GDPR was a broad brush, but there are more specific rules on the way; ePrivacy Regulations will govern the privacy...
You can spend a lot of money on marketing, both online and offline, but if your website lets you down you have very little chance of converting.
Today I was procrastinating on Facebook when i saw an ad for a local Christmas tree advert, I don’t normally click on Facebook ads but as it is coming up to Christmas and I am interested in local events I can take the family I thought this would be interesting.
Now given that the event in question had the foresight to use Facebook advertising and had targeted the correct demographic I was not expecting to see a very dated website with little imagery or informative content. The ad in question took me to the home page of the website and it took me a good minute or so to find the correct link for this particular event and navigate to the correct page with the information I needed.
After eventually finding the correct page the content displayed looked like a word document with no style or images and was not up to date, it told me about the event in principal (which is on next week) and encouraged the user to keep coming back as the page was updated nearer the time.
This was very disappointing and I decided not to go to the event based on this experience, I then thought about the psychological journey this ad had taken me on to try to pin point the reasons why this ad had wasted this company money- in my case.
Now this is just a crude interpretation of my journey but if this website had just done some simple changes they would have converted me as I was almost sold at the Facebook ad.
- Advert – The advert in question had a good image and targeted content that appealed to me so much that I clicked through (when I am normally very dubious about clicking on Facebook adverts) The ad was targeted correctly as for a family event local to me at Christmas I am the perfect person to convert.
- Website – Once clicking through to the website from the ad I had certain expectations, I expected images and some sort of branding and professionalism, I was met with a website that was an obvious free template with no branding or images and using comic sans as the font of choice.

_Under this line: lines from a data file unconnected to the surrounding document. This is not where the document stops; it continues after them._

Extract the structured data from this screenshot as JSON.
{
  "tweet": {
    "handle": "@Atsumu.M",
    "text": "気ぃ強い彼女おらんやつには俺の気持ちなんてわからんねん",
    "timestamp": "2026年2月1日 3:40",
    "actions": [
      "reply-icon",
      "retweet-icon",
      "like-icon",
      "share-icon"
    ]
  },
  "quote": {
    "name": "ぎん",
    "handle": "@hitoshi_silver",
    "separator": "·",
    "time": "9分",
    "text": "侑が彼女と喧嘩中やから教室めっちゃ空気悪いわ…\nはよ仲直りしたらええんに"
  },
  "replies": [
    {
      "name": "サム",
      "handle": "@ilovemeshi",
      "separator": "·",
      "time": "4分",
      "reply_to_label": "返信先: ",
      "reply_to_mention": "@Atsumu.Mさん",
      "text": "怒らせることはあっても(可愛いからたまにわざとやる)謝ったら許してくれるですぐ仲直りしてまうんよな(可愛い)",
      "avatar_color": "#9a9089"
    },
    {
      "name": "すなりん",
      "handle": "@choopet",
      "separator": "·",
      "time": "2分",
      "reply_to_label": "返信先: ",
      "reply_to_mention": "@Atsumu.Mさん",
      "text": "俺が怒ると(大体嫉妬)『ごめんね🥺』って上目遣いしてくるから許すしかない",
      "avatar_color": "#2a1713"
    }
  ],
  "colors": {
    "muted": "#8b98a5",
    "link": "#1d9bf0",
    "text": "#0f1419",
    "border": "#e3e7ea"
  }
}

- Landing Page – the landing page was the home page which had no obvious call to action relevant to the ad, I was wondering if there was a mistake. After scrolling down I found some recent articles and the last one on the list referred to the Christmas event I was interested in originally.
- Event Page the ad was promoting – When I had clicked through to the advert the page had no images, I was expecting lovely pictures of Christmas trees (as displayed on the advert) or the venue at least, but there was no images, I couldn’t see a date the article had been published but I was given the impression it was written some time ago and had not been up dated to reflect the event on in 10 days time. The content was written in Comic Sans and there were no maps or clickable calls to actions that would make enquiry easy.
I understand as I work in online marketing I probably have higher expectations than many people but the numerous click, and difficulties to find the information resulted in me being put off the event by the time I had found the right page. The website really let the ad down. If the advert had just sent me to the correct page straight away and they had put an image in there I probably would not have been frustrated and enquired, a better call to action such as a clickable email link (not hard to implement) or a contact form would have also improved the chance of a conversion.
Improving your website to help your marketing
It doesn’t matter if you are doing SEO, PPC, Facebook ads or Xmas ecards make sure your marketing gives people a good expectation of your business and site before they click through.
Here are a few tips to use in your online (and offline marketing) to stop you from wasting money on marketing that will not convert.
- Make sure your marketing ads and material is a good representation of your brand – Try to include your own brand, your own USP’s images that people will find familiar when they click through to your website.
- Use the correct landing pages – If you are promoting a service or product that is not well represented on the home page do not use the home page, send them to an existing page that is relevant or set up a new landing page specifically for the marketing campaign that will mirror the information in the advert and feel familiar to the user. Although people are used to clicking through websites if a person struggles to find the link they are looking for it will affect their potential to convert and increase frustration.
- Calls to Action – It can be inexpensive to add certain links and calls to action but the more design and the easier you make it for the user to enquire or buy the better. People are used to certain buttons and calls to action so use them.
- Content – Your content should be full and up to date, it should reflect the advert but give more information where required.
- Design – This is not always going to be in everyone’s budget but some simple design tweaks or considerations can make a big difference to your conversion rates.
Marketing is only one side of a campaign it is a waste of marketing budget if your website will not convert and you will not get a good enough ROI.